• Data for this task:
■ ■ ■ ■ ■

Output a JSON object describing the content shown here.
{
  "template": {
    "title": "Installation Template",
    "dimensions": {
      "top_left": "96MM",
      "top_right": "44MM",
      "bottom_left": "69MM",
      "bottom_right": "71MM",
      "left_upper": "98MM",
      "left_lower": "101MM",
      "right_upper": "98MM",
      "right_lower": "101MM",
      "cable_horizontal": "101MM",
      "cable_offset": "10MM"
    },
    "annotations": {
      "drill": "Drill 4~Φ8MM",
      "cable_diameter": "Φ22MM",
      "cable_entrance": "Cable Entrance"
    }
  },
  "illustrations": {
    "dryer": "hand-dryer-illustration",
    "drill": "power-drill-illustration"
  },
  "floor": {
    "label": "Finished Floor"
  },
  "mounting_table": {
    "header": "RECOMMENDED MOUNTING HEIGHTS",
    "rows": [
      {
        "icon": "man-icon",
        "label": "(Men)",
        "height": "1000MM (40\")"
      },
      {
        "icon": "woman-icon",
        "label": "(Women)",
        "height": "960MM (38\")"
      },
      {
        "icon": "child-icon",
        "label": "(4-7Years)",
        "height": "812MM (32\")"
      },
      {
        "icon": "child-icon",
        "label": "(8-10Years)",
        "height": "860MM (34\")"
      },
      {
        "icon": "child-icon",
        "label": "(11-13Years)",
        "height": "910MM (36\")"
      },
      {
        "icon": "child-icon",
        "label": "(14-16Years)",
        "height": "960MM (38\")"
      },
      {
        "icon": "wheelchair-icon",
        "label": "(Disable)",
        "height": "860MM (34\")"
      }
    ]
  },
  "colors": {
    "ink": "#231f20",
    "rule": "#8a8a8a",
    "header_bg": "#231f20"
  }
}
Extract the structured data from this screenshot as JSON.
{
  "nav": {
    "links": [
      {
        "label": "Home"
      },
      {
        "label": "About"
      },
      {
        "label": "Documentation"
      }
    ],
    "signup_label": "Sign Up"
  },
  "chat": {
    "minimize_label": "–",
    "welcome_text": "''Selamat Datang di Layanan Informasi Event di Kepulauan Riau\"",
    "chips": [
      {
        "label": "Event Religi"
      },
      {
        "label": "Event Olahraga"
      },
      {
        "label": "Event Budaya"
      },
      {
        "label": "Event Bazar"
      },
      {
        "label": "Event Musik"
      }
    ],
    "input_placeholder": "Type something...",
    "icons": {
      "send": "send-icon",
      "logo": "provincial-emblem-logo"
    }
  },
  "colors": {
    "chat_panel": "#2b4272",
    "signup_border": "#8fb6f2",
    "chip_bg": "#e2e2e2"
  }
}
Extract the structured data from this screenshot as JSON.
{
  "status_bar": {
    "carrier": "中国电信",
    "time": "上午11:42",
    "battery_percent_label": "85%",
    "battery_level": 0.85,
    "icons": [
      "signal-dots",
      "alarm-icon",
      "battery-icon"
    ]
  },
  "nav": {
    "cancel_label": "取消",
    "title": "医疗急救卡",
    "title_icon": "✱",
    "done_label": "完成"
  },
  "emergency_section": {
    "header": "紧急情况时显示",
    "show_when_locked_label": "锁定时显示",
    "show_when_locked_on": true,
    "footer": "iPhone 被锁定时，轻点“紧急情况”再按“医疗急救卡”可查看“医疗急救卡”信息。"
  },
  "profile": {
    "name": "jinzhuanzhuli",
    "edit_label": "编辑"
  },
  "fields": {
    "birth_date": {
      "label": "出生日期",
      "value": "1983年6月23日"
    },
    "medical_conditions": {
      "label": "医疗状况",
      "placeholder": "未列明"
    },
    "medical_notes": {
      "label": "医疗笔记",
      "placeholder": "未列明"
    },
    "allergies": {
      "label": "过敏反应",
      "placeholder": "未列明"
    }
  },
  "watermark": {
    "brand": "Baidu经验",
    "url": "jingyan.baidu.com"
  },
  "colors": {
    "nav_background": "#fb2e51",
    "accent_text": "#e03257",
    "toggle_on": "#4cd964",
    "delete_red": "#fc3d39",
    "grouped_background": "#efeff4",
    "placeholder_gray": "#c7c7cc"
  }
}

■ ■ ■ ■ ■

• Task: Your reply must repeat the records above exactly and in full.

• Response box:
Output a JSON object describing the content shown here.
{
  "template": {
    "title": "Installation Template",
    "dimensions": {
      "top_left": "96MM",
      "top_right": "44MM",
      "bottom_left": "69MM",
      "bottom_right": "71MM",
      "left_upper": "98MM",
      "left_lower": "101MM",
      "right_upper": "98MM",
      "right_lower": "101MM",
      "cable_horizontal": "101MM",
      "cable_offset": "10MM"
    },
    "annotations": {
      "drill": "Drill 4~Φ8MM",
      "cable_diameter": "Φ22MM",
      "cable_entrance": "Cable Entrance"
    }
  },
  "illustrations": {
    "dryer": "hand-dryer-illustration",
    "drill": "power-drill-illustration"
  },
  "floor": {
    "label": "Finished Floor"
  },
  "mounting_table": {
    "header": "RECOMMENDED MOUNTING HEIGHTS",
    "rows": [
      {
        "icon": "man-icon",
        "label": "(Men)",
        "height": "1000MM (40\")"
      },
      {
        "icon": "woman-icon",
        "label": "(Women)",
        "height": "960MM (38\")"
      },
      {
        "icon": "child-icon",
        "label": "(4-7Years)",
        "height": "812MM (32\")"
      },
      {
        "icon": "child-icon",
        "label": "(8-10Years)",
        "height": "860MM (34\")"
      },
      {
        "icon": "child-icon",
        "label": "(11-13Years)",
        "height": "910MM (36\")"
      },
      {
        "icon": "child-icon",
        "label": "(14-16Years)",
        "height": "960MM (38\")"
      },
      {
        "icon": "wheelchair-icon",
        "label": "(Disable)",
        "height": "860MM (34\")"
      }
    ]
  },
  "colors": {
    "ink": "#231f20",
    "rule": "#8a8a8a",
    "header_bg": "#231f20"
  }
}
Extract the structured data from this screenshot as JSON.
{
  "nav": {
    "links": [
      {
        "label": "Home"
      },
      {
        "label": "About"
      },
      {
        "label": "Documentation"
      }
    ],
    "signup_label": "Sign Up"
  },
  "chat": {
    "minimize_label": "–",
    "welcome_text": "''Selamat Datang di Layanan Informasi Event di Kepulauan Riau\"",
    "chips": [
      {
        "label": "Event Religi"
      },
      {
        "label": "Event Olahraga"
      },
      {
        "label": "Event Budaya"
      },
      {
        "label": "Event Bazar"
      },
      {
        "label": "Event Musik"
      }
    ],
    "input_placeholder": "Type something...",
    "icons": {
      "send": "send-icon",
      "logo": "provincial-emblem-logo"
    }
  },
  "colors": {
    "chat_panel": "#2b4272",
    "signup_border": "#8fb6f2",
    "chip_bg": "#e2e2e2"
  }
}
Extract the structured data from this screenshot as JSON.
{
  "status_bar": {
    "carrier": "中国电信",
    "time": "上午11:42",
    "battery_percent_label": "85%",
    "battery_level": 0.85,
    "icons": [
      "signal-dots",
      "alarm-icon",
      "battery-icon"
    ]
  },
  "nav": {
    "cancel_label": "取消",
    "title": "医疗急救卡",
    "title_icon": "✱",
    "done_label": "完成"
  },
  "emergency_section": {
    "header": "紧急情况时显示",
    "show_when_locked_label": "锁定时显示",
    "show_when_locked_on": true,
    "footer": "iPhone 被锁定时，轻点“紧急情况”再按“医疗急救卡”可查看“医疗急救卡”信息。"
  },
  "profile": {
    "name": "jinzhuanzhuli",
    "edit_label": "编辑"
  },
  "fields": {
    "birth_date": {
      "label": "出生日期",
      "value": "1983年6月23日"
    },
    "medical_conditions": {
      "label": "医疗状况",
      "placeholder": "未列明"
    },
    "medical_notes": {
      "label": "医疗笔记",
      "placeholder": "未列明"
    },
    "allergies": {
      "label": "过敏反应",
      "placeholder": "未列明"
    }
  },
  "watermark": {
    "brand": "Baidu经验",
    "url": "jingyan.baidu.com"
  },
  "colors": {
    "nav_background": "#fb2e51",
    "accent_text": "#e03257",
    "toggle_on": "#4cd964",
    "delete_red": "#fc3d39",
    "grouped_background": "#efeff4",
    "placeholder_gray": "#c7c7cc"
  }
}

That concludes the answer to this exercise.